Raw data:

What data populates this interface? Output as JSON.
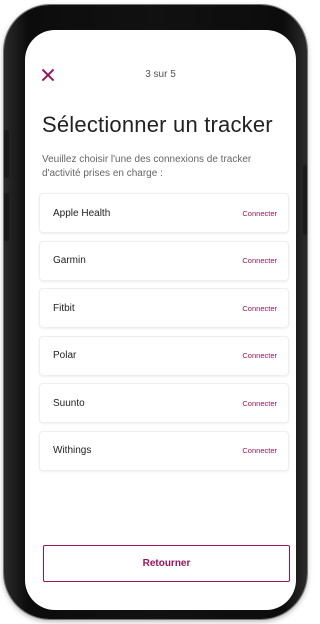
{
  "header": {
    "step_label": "3 sur 5"
  },
  "main": {
    "title": "Sélectionner un tracker",
    "subtitle": "Veuillez choisir l'une des connexions de tracker d'activité prises en charge :"
  },
  "trackers": [
    {
      "name": "Apple Health",
      "action": "Connecter"
    },
    {
      "name": "Garmin",
      "action": "Connecter"
    },
    {
      "name": "Fitbit",
      "action": "Connecter"
    },
    {
      "name": "Polar",
      "action": "Connecter"
    },
    {
      "name": "Suunto",
      "action": "Connecter"
    },
    {
      "name": "Withings",
      "action": "Connecter"
    }
  ],
  "footer": {
    "back_label": "Retourner"
  },
  "colors": {
    "accent": "#9b1458",
    "text": "#222222",
    "muted": "#666666"
  }
}
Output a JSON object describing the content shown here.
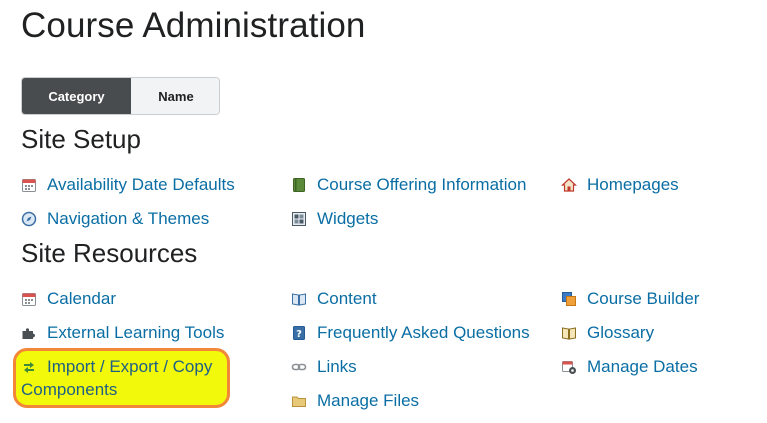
{
  "page": {
    "title": "Course Administration"
  },
  "view_toggle": {
    "category_label": "Category",
    "name_label": "Name",
    "selected": "Category"
  },
  "sections": {
    "site_setup": {
      "title": "Site Setup",
      "items": {
        "availability_date_defaults": "Availability Date Defaults",
        "course_offering_information": "Course Offering Information",
        "homepages": "Homepages",
        "navigation_themes": "Navigation & Themes",
        "widgets": "Widgets"
      }
    },
    "site_resources": {
      "title": "Site Resources",
      "items": {
        "calendar": "Calendar",
        "content": "Content",
        "course_builder": "Course Builder",
        "external_learning_tools": "External Learning Tools",
        "faq": "Frequently Asked Questions",
        "glossary": "Glossary",
        "import_export_copy_line1": "Import / Export / Copy",
        "import_export_copy_line2": "Components",
        "links": "Links",
        "manage_dates": "Manage Dates",
        "manage_files": "Manage Files"
      }
    }
  },
  "colors": {
    "link": "#0a6ea4",
    "toggle_active_bg": "#494c4e",
    "highlight_fill": "#f3f90a",
    "highlight_border": "#f2873a"
  },
  "icons": {
    "availability_date_defaults": "calendar-icon",
    "course_offering_information": "book-icon",
    "homepages": "home-icon",
    "navigation_themes": "compass-icon",
    "widgets": "widgets-grid-icon",
    "calendar": "calendar-icon",
    "content": "open-book-icon",
    "course_builder": "course-builder-icon",
    "external_learning_tools": "puzzle-icon",
    "faq": "faq-icon",
    "glossary": "glossary-book-icon",
    "import_export_copy": "import-export-arrows-icon",
    "links": "chain-link-icon",
    "manage_dates": "calendar-gear-icon",
    "manage_files": "folder-icon"
  }
}
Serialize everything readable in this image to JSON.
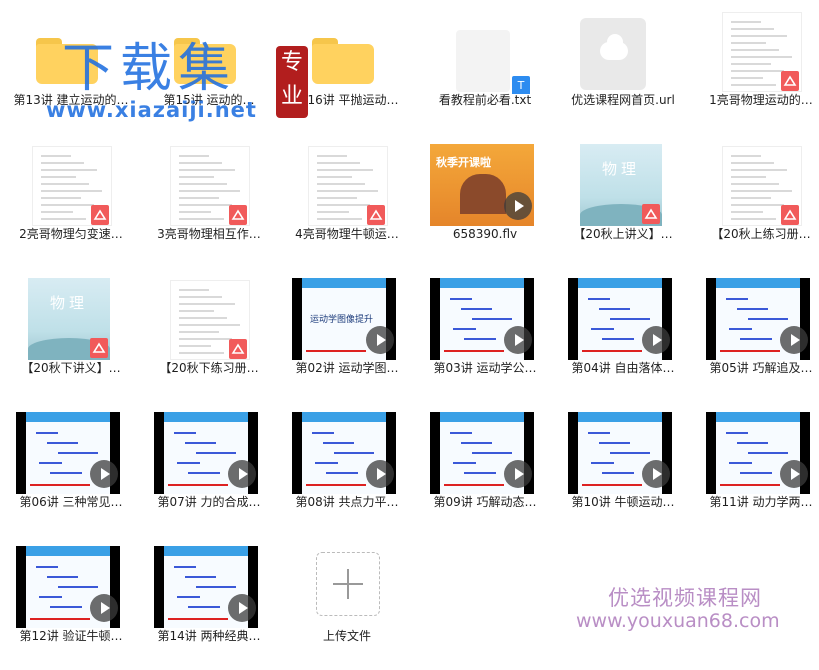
{
  "files": [
    {
      "name": "第13讲 建立运动的…",
      "kind": "folder"
    },
    {
      "name": "第15讲 运动的…",
      "kind": "folder"
    },
    {
      "name": "第16讲 平抛运动…",
      "kind": "folder"
    },
    {
      "name": "看教程前必看.txt",
      "kind": "txt"
    },
    {
      "name": "优选课程网首页.url",
      "kind": "url"
    },
    {
      "name": "1亮哥物理运动的…",
      "kind": "pdf"
    },
    {
      "name": "2亮哥物理匀变速…",
      "kind": "pdf"
    },
    {
      "name": "3亮哥物理相互作…",
      "kind": "pdf"
    },
    {
      "name": "4亮哥物理牛顿运…",
      "kind": "pdf"
    },
    {
      "name": "658390.flv",
      "kind": "flv",
      "thumb_text": "秋季开课啦"
    },
    {
      "name": "【20秋上讲义】…",
      "kind": "cover",
      "cover_text": "物理"
    },
    {
      "name": "【20秋上练习册…",
      "kind": "pdf"
    },
    {
      "name": "【20秋下讲义】…",
      "kind": "cover",
      "cover_text": "物理"
    },
    {
      "name": "【20秋下练习册…",
      "kind": "pdf"
    },
    {
      "name": "第02讲 运动学图…",
      "kind": "video",
      "thumb_text": "运动学图像提升"
    },
    {
      "name": "第03讲 运动学公…",
      "kind": "video"
    },
    {
      "name": "第04讲 自由落体…",
      "kind": "video"
    },
    {
      "name": "第05讲 巧解追及…",
      "kind": "video"
    },
    {
      "name": "第06讲 三种常见…",
      "kind": "video"
    },
    {
      "name": "第07讲 力的合成…",
      "kind": "video"
    },
    {
      "name": "第08讲 共点力平…",
      "kind": "video"
    },
    {
      "name": "第09讲 巧解动态…",
      "kind": "video"
    },
    {
      "name": "第10讲 牛顿运动…",
      "kind": "video"
    },
    {
      "name": "第11讲 动力学两…",
      "kind": "video"
    },
    {
      "name": "第12讲 验证牛顿…",
      "kind": "video"
    },
    {
      "name": "第14讲 两种经典…",
      "kind": "video"
    },
    {
      "name": "上传文件",
      "kind": "upload"
    }
  ],
  "watermark": {
    "top_text": "下载集",
    "seal_text": "专业",
    "top_url": "www.xiazaiji.net",
    "br_text": "优选视频课程网",
    "br_url": "www.youxuan68.com"
  },
  "colors": {
    "folder": "#ffd25f",
    "pdf_badge": "#f15a5a",
    "txt_badge": "#2d8cf0",
    "watermark_blue": "#1f6fe0",
    "watermark_purple": "#b98ec5"
  },
  "icons": {
    "folder": "folder-icon",
    "pdf": "pdf-icon",
    "txt": "txt-file-icon",
    "url": "cloud-link-icon",
    "video": "play-icon",
    "upload": "plus-icon"
  }
}
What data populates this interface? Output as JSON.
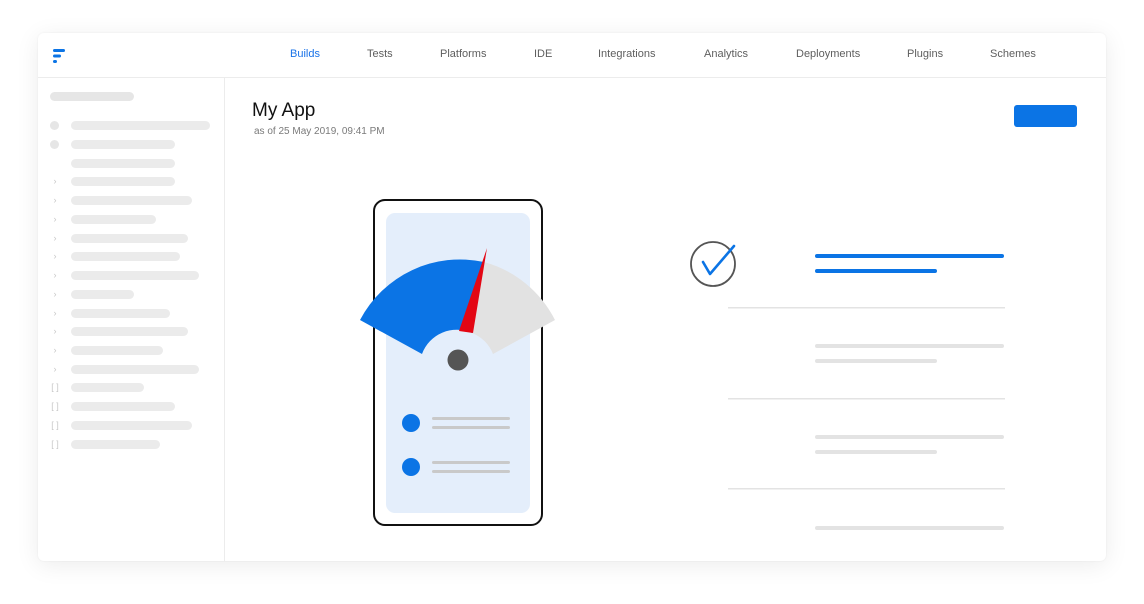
{
  "nav": {
    "items": [
      {
        "label": "Builds",
        "active": true
      },
      {
        "label": "Tests"
      },
      {
        "label": "Platforms"
      },
      {
        "label": "IDE"
      },
      {
        "label": "Integrations"
      },
      {
        "label": "Analytics"
      },
      {
        "label": "Deployments"
      },
      {
        "label": "Plugins"
      },
      {
        "label": "Schemes"
      }
    ]
  },
  "page": {
    "title": "My App",
    "subtitle": "as of 25 May 2019, 09:41 PM"
  },
  "colors": {
    "accent": "#0b74e5",
    "gauge_blue": "#0b74e5",
    "gauge_gray": "#e2e2e2",
    "needle": "#e30613",
    "phone_screen": "#e4eefb"
  },
  "icons": {
    "logo": "fastlane-logo-icon",
    "check": "check-circle-icon"
  }
}
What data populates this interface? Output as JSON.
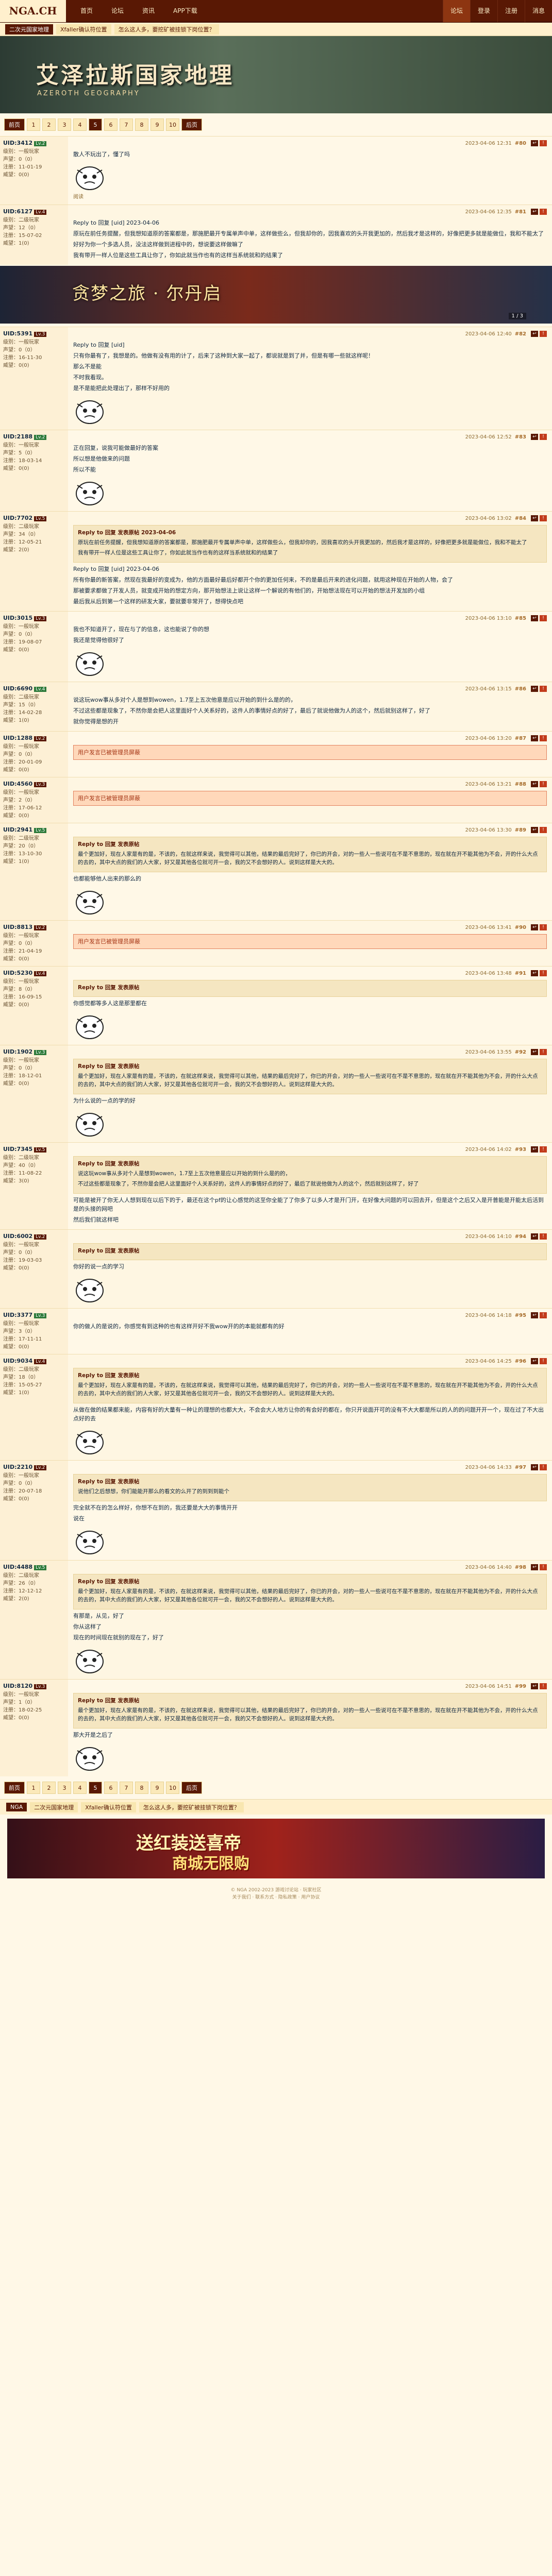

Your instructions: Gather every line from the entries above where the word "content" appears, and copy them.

Response box:
Output a JSON object describing the content shown here.
        "content": "Content",
    "content": "open-book-icon",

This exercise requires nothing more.